|Release Date:||December 12, 2012 (edit)|
|Next Release:||Unknown (edit)|
|Platform(s):||x86, x86-64, PowerPC (edit)|
|Interface(s):||Xfce, GNOME, KDE (edit)|
|Derivative of:||Independent (edit)|
|Home Page:||http://www.gentoo.org/ (edit)|
Gentoo is a meta distribution:
- Based on source packages but also with binary package support (mostly in order to have a quickly usable OS, use of source packages is recommended; dpkg or rpm packages can be accommodated, too)
- Is configurable
- Can be tuned a lot with compilation variables (you can also do it automatically) and a support of use flags that add or remove support for specific features when compiling a program
- Dependencies are handled by Portage
This distributions shares some similarities with BSD based systems (Portage is similar to ports)
As said in the Gentoo installation handbook, Gentoo is about empowerement. The choice is up to the user which packages and which features to use. This makes it possible to easily build a system tailored to one's own needs.
When you install Gentoo you can choose a lot of things and the choices are explained (for example you can choose between different filesystems,and these filesystems are briefly presented to the user in order to permit the user to choose more easily).
You have also the choice of compiling a certain program with different use flags that can enable or disable certain features in the programs; for example in xmms you can choose to include or remove ogg and mp3 support (the mp3 support is lacking in certain linux distribution due to the fear of being sued because of mp3 copyrights). The USE variable is, in essence, a shorthand for the longer and more complex options which you normally activate via the ./configure script at build time of a software package.
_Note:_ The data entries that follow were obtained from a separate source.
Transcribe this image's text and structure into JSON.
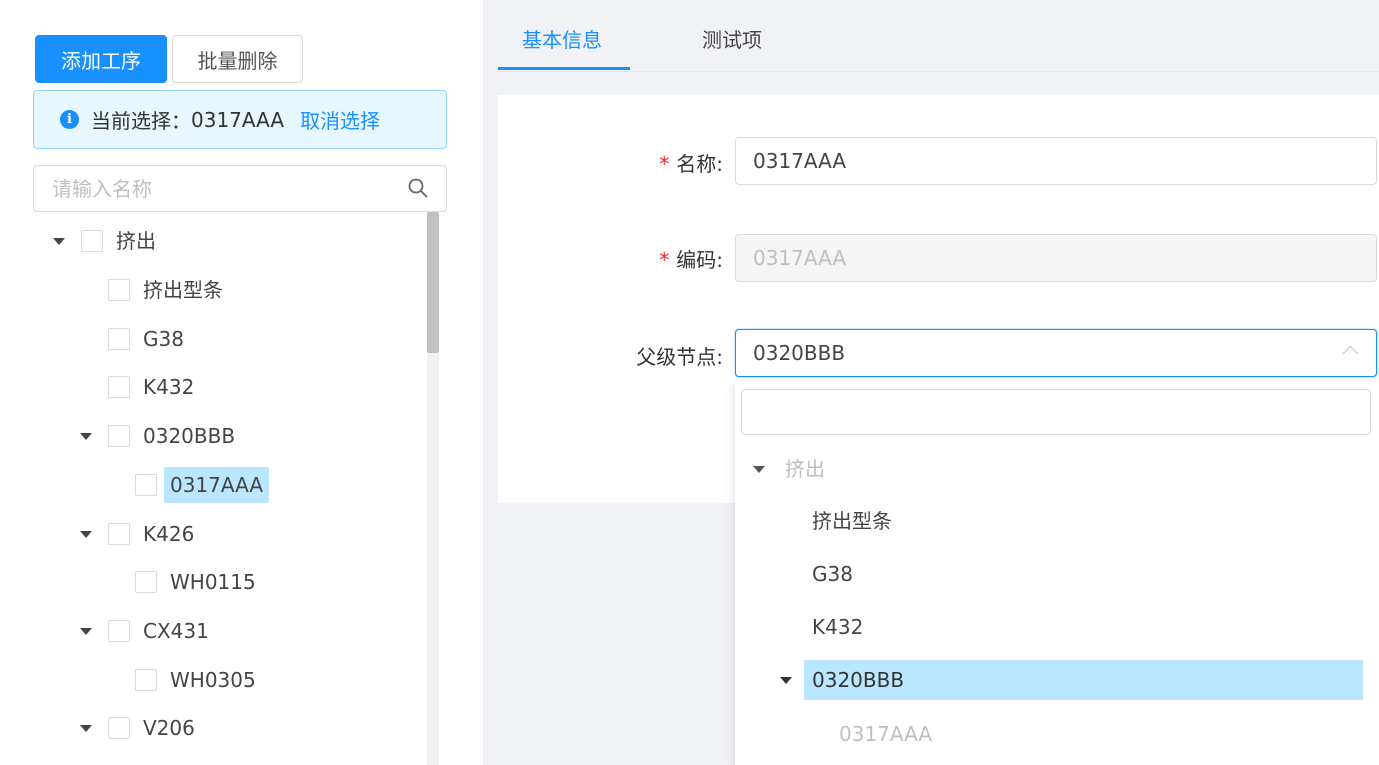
{
  "toolbar": {
    "add_label": "添加工序",
    "batch_delete_label": "批量删除"
  },
  "selection_alert": {
    "prefix": "当前选择：",
    "value": "0317AAA",
    "cancel_label": "取消选择"
  },
  "tree_search": {
    "placeholder": "请输入名称"
  },
  "tree": [
    {
      "label": "挤出",
      "level": 0,
      "expandable": true
    },
    {
      "label": "挤出型条",
      "level": 1,
      "expandable": false
    },
    {
      "label": "G38",
      "level": 1,
      "expandable": false
    },
    {
      "label": "K432",
      "level": 1,
      "expandable": false
    },
    {
      "label": "0320BBB",
      "level": 1,
      "expandable": true
    },
    {
      "label": "0317AAA",
      "level": 2,
      "expandable": false,
      "selected": true
    },
    {
      "label": "K426",
      "level": 1,
      "expandable": true
    },
    {
      "label": "WH0115",
      "level": 2,
      "expandable": false
    },
    {
      "label": "CX431",
      "level": 1,
      "expandable": true
    },
    {
      "label": "WH0305",
      "level": 2,
      "expandable": false
    },
    {
      "label": "V206",
      "level": 1,
      "expandable": true
    }
  ],
  "tabs": [
    {
      "label": "基本信息",
      "active": true
    },
    {
      "label": "测试项",
      "active": false
    }
  ],
  "form": {
    "name_label": "名称",
    "name_value": "0317AAA",
    "code_label": "编码",
    "code_value": "0317AAA",
    "parent_label": "父级节点",
    "parent_value": "0320BBB",
    "label_suffix": ":",
    "required_mark": "*"
  },
  "parent_dropdown": {
    "search_value": "",
    "options": [
      {
        "label": "挤出",
        "level": 0,
        "expandable": true,
        "disabled": true
      },
      {
        "label": "挤出型条",
        "level": 1,
        "expandable": false
      },
      {
        "label": "G38",
        "level": 1,
        "expandable": false
      },
      {
        "label": "K432",
        "level": 1,
        "expandable": false
      },
      {
        "label": "0320BBB",
        "level": 1,
        "expandable": true,
        "highlighted": true
      },
      {
        "label": "0317AAA",
        "level": 2,
        "expandable": false,
        "disabled": true
      }
    ]
  },
  "colors": {
    "primary": "#1890ff",
    "selected_bg": "#bae7ff",
    "alert_bg": "#e6f7ff",
    "required": "#f5222d",
    "page_bg": "#f0f2f5"
  },
  "icons": {
    "search": "search-icon",
    "info": "info-icon",
    "tree_caret": "caret-down-icon",
    "select_arrow": "chevron-up-icon"
  }
}
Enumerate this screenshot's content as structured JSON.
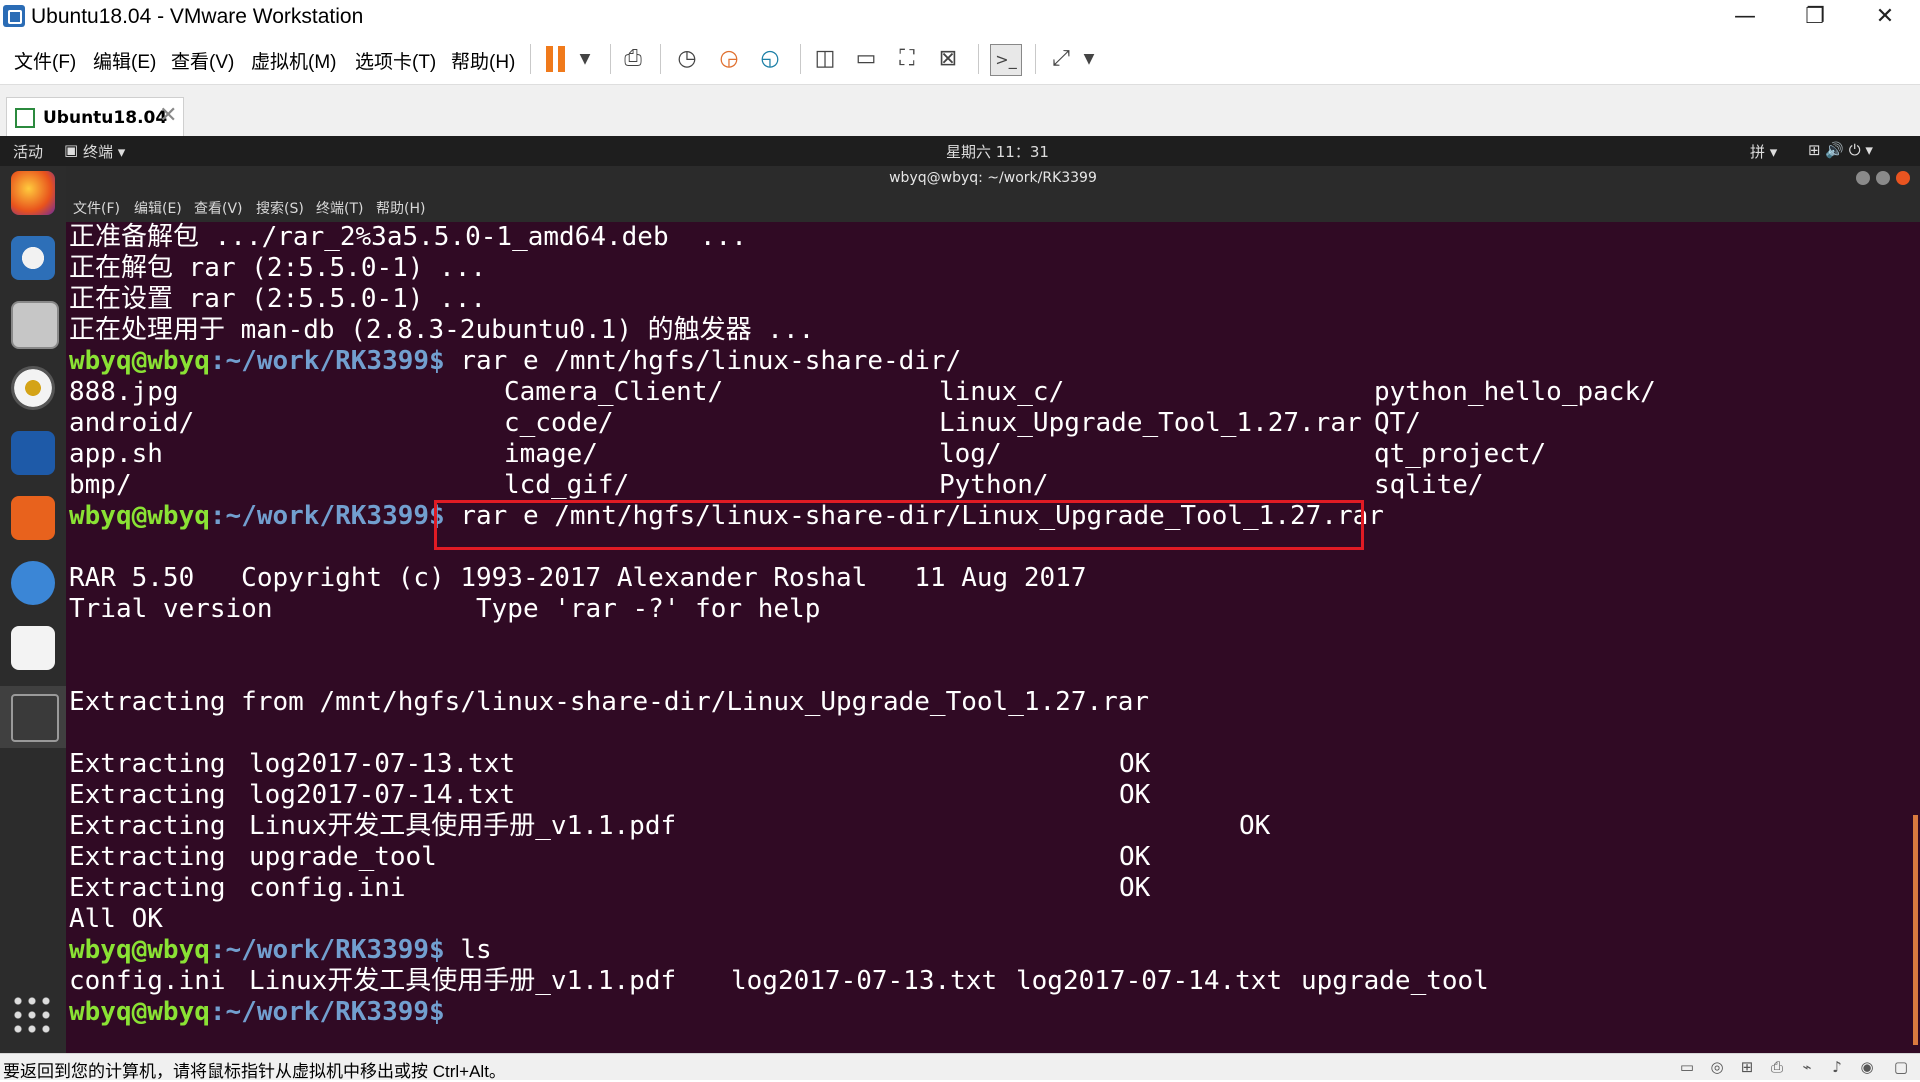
{
  "window": {
    "title": "Ubuntu18.04 - VMware Workstation",
    "minimize": "—",
    "restore": "❐",
    "close": "✕"
  },
  "menu": [
    "文件(F)",
    "编辑(E)",
    "查看(V)",
    "虚拟机(M)",
    "选项卡(T)",
    "帮助(H)"
  ],
  "tab": {
    "label": "Ubuntu18.04",
    "close": "✕"
  },
  "gnome_panel": {
    "activities": "活动",
    "app_menu": "终端 ▾",
    "clock": "星期六 11：31",
    "input_method": "拼 ▾",
    "system_icons": "⊞  🔊  ⏻ ▾"
  },
  "terminal": {
    "title": "wbyq@wbyq: ~/work/RK3399",
    "menu": [
      "文件(F)",
      "编辑(E)",
      "查看(V)",
      "搜索(S)",
      "终端(T)",
      "帮助(H)"
    ],
    "prompt_user": "wbyq@wbyq",
    "prompt_path": ":~/work/RK3399$",
    "lines": {
      "l1": "正准备解包 .../rar_2%3a5.5.0-1_amd64.deb  ...",
      "l2": "正在解包 rar (2:5.5.0-1) ...",
      "l3": "正在设置 rar (2:5.5.0-1) ...",
      "l4": "正在处理用于 man-db (2.8.3-2ubuntu0.1) 的触发器 ...",
      "cmd1": " rar e /mnt/hgfs/linux-share-dir/",
      "cmd2": " rar e /mnt/hgfs/linux-share-dir/Linux_Upgrade_Tool_1.27.rar",
      "rar_banner": "RAR 5.50   Copyright (c) 1993-2017 Alexander Roshal   11 Aug 2017",
      "trial": "Trial version             Type 'rar -?' for help",
      "extract_from": "Extracting from /mnt/hgfs/linux-share-dir/Linux_Upgrade_Tool_1.27.rar",
      "all_ok": "All OK",
      "cmd3": " ls"
    },
    "listing": [
      [
        "888.jpg",
        "Camera_Client/",
        "linux_c/",
        "python_hello_pack/"
      ],
      [
        "android/",
        "c_code/",
        "Linux_Upgrade_Tool_1.27.rar",
        "QT/"
      ],
      [
        "app.sh",
        "image/",
        "log/",
        "qt_project/"
      ],
      [
        "bmp/",
        "lcd_gif/",
        "Python/",
        "sqlite/"
      ]
    ],
    "extracted": [
      {
        "file": "log2017-07-13.txt",
        "status": "OK"
      },
      {
        "file": "log2017-07-14.txt",
        "status": "OK"
      },
      {
        "file": "Linux开发工具使用手册_v1.1.pdf",
        "status": "OK"
      },
      {
        "file": "upgrade_tool",
        "status": "OK"
      },
      {
        "file": "config.ini",
        "status": "OK"
      }
    ],
    "extracting_word": "Extracting",
    "ls_output": [
      "config.ini",
      "Linux开发工具使用手册_v1.1.pdf",
      "log2017-07-13.txt",
      "log2017-07-14.txt",
      "upgrade_tool"
    ]
  },
  "statusbar": {
    "text": "要返回到您的计算机，请将鼠标指针从虚拟机中移出或按 Ctrl+Alt。"
  },
  "colors": {
    "terminal_bg": "#300a24",
    "prompt_green": "#8ae234",
    "path_blue": "#729fcf",
    "highlight_red": "#e01b24",
    "pause_orange": "#f07a1b"
  }
}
Once Gentoo is installed you can keep your system current simply by syncing with a Portage mirror and then upgrade the packages which have been updated for your branch (e.g. packages marked stable on x86), instead of waiting for a new distribution release and then upgrading all packages. Thus nearly every installation of Gentoo is unique due to the different package versions, use flags set and compiler options set. Some packages (like GCC) have been known to cause problems with major upgrades but a rebuild of the system group normally solves most of these problems.
There is also a good point for Gentoo:the documentation and user community is excellent:
- official documentation
- unofficial wiki
Because you build and install all your packages that there are not included by default you need to know that they exist and know their name. Most distributions come with a lot of useful and un-useful packages, you will most likely have a complete desktop environment with a web browser, email client etc. With Gentoo, you would at least have to know that either the meta-package for the Gnome or KDE desktop environment would be needed to get something similar. With Gentoo you need to know that such packages exist and know their name. Or at least be willing to read the documentation or browse the grouped package repositories.
The consequence of that is also that you'll need to pass some time to understand some concept and choose and install things that are already done in others distributions. However, if you want to change some default behavior in other distributions you'll likely spent a lot more time on them than on Gentoo (not default=>no docs+not made for it(=>you'll need to resolve problems)).
Architectures and ports
Gentoo can run on different architectures, but there is also project of running Portage under others OSes (mac-os) or use different kernels (bsd) there are even experimental ports of portage to Windows's unix subsystem (such as cygwin)
Useful Gentoo Links
|Gentoo and derivatives|
|Gentoo - Sabayon - Ututo|